Barriers to women working full time and starting small businesses

Barriers to women working full time and starting small businesses Main Image

28 October 2020

Thank you Mr Deputy Speaker,

In Yass earlier this week I called in on the Good Start Early Learning Centre – my friends Anthony Albanese and Amanda Rishworth were there too.

We had to be mindful of not getting in the way of busy Mums and Dads rushing in to drop their kids off before getting out the door and on to work.

It’s a routine many inside and outside this chamber will be familiar with.

These parents and what they do in their day are in the engine room of their local community and economy.

They are able to get on with creating a livelihood and build prosperity knowing that their kids are learning, laughing and being loved by professional educators and carers.

But before the busyness of that rush hour - those parents have had to make some choices – choices that aren’t always in the best interests of their family, themselves, their community or the wider economy.

It’s a dilemma and discussion that my husband Brad and I have had.

And a special shout out to Ruby, Max and Jack – mum will be home on Friday night, be good for your Dad!

When I had my first child, I knew that I would have to go back to work and made enquiries at three separate childcare centers in my area.

I was lucky enough to get Ruby a place in one. The first day of drop off is incredibly hard - I even witnessed it when we were at Goodstart in Yass on Monday.

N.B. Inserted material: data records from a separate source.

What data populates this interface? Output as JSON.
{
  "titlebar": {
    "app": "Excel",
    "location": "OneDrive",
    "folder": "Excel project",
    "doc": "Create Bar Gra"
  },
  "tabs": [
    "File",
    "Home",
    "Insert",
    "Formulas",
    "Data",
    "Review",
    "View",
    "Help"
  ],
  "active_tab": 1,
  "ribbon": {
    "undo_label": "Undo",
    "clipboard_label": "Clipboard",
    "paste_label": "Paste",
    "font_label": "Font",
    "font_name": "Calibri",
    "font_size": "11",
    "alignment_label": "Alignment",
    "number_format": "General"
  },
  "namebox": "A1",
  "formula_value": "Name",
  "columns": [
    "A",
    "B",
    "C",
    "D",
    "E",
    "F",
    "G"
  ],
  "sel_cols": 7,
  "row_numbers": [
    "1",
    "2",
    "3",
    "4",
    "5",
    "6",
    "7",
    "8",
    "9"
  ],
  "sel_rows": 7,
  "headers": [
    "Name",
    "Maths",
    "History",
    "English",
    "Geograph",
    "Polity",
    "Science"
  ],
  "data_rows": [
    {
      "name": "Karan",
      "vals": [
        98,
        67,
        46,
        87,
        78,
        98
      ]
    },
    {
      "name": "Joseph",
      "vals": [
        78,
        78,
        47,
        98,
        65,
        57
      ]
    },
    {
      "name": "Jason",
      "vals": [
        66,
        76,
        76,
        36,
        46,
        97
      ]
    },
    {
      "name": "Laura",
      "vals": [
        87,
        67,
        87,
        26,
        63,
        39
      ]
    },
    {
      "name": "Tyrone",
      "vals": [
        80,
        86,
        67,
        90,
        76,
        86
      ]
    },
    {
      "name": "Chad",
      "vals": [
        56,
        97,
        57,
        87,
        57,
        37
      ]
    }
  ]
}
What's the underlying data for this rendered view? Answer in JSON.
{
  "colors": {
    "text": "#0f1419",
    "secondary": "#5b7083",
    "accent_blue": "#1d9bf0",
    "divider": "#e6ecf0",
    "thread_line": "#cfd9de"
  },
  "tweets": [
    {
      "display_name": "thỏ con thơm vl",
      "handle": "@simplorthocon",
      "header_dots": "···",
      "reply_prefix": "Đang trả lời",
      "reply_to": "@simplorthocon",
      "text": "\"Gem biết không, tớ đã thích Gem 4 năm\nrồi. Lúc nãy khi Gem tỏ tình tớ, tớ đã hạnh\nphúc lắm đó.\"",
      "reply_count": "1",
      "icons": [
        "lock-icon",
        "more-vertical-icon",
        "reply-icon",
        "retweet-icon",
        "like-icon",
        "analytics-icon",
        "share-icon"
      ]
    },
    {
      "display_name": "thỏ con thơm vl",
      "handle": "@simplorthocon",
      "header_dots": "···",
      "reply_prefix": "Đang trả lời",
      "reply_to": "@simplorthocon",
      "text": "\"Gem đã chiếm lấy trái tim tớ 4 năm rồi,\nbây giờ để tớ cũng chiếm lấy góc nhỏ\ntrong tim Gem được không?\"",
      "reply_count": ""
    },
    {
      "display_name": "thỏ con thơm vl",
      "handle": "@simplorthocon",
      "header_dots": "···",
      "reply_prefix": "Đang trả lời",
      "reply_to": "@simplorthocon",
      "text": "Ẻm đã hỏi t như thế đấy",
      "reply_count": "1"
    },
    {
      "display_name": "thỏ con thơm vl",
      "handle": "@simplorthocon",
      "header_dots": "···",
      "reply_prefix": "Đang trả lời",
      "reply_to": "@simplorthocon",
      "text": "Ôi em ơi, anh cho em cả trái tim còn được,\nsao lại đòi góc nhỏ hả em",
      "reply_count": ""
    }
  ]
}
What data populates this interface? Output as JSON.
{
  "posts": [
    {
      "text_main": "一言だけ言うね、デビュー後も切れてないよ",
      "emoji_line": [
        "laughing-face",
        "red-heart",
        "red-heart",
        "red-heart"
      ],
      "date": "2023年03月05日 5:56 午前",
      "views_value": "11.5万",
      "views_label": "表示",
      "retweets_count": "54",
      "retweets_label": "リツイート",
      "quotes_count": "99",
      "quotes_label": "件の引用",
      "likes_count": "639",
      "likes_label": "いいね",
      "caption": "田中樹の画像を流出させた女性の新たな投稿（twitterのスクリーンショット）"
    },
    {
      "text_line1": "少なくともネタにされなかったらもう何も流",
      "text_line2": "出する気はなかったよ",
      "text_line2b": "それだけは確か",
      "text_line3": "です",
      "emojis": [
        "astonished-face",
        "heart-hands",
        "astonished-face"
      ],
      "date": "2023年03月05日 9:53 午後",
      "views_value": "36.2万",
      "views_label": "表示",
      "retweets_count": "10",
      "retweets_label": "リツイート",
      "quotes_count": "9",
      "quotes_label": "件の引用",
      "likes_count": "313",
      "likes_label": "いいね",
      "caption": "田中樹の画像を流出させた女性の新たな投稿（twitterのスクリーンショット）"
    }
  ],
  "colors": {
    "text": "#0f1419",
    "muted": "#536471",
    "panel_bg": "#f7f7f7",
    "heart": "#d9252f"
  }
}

But these childcare centers, the carers and the early childhood educators become part of your family.

They care for and educate the most precious of your possessions while you’re at work.

And I want to thank Little Nippers Early Learning & Childcare Centre in Merimbula and all those educators who have been part of my family’s life.

For many families, mine included, you have to discuss whether you can afford child care and how many days you can go back to work - without simply working to pay the childcare bills.

In our family, I became the secondary income earner and was only able to enter paid work for 2 or 3 days.

If I worked any additional hours, we hit the subsidy limit and full fees kicked in - which we simply could not afford at the time.

It’s a reality that many couples will identify with and a situation that more often than not, stops women from engaging in fulltime work or trying to grow a small business.

The system should empower people and communities – not limit or restrict choice and potential.

In regional communities’ small business are our backbone, we need to support women and families to grow their businesses and grow their employment potential.

Right now, the system, under this Government, is a handbrake on livelihoods, a handbrake on small businesses and a handbrake on regional economies –at a time when we are needing to reshape our future, post drought, bushfire and COVID-19.

That will change when Anthony Albanese is Prime Minister and Amanda Rishworth is the Early Childhood Education Minister.

Bring it on Mr Deputy Speaker! Bring it on!

The Morrison system has failed parents.

It has created a financial disincentive for many second wage earners to work full time or grow their business.

An Albanese Labor Government, will fix Australia’s broken child care system - no family will be worse off.

This is not a welfare measure – this is about making sure more women are participating in work, growing their regional businesses and unlocking their economic potential.

Mr Deputy Speaker, this week in Yass, the Labor team spoke of early education as being part of every child’s life.

In the same way that kids go to school when they are 5, all children should have access to early education - when the foundations of their ‘future selves’ is being laid down in their head, heart and hands.

As Mr Albanese said on Monday “the human brain develops 90% of its capacity in those first five years of life.”

And yet child care fees for parents in Tumut and Tumbarumba have gone up by 12.3 per cent in the last 12 months.

If you can’t afford it, your kids miss out.

If you want to work more you are penalised – that is the reality of how this government’s child care system works – or more to the point how it doesn’t work!

When they had a chance to fix it and deliver renewal and recovery in the recent budget, they failed to see the opportunity.

If this government is serious about creating jobs – create jobs in child care, use child care to unlock jobs, use child care to empower women to grow their businesses.  

Please start in Cooma, even before Snowy 2.0, Mums and Dads in Cooma were struggling to access the childcare places they needed.

The potential of the care economy in Australia’s recovery is clear for all to see – an Albanese Government will make it happen.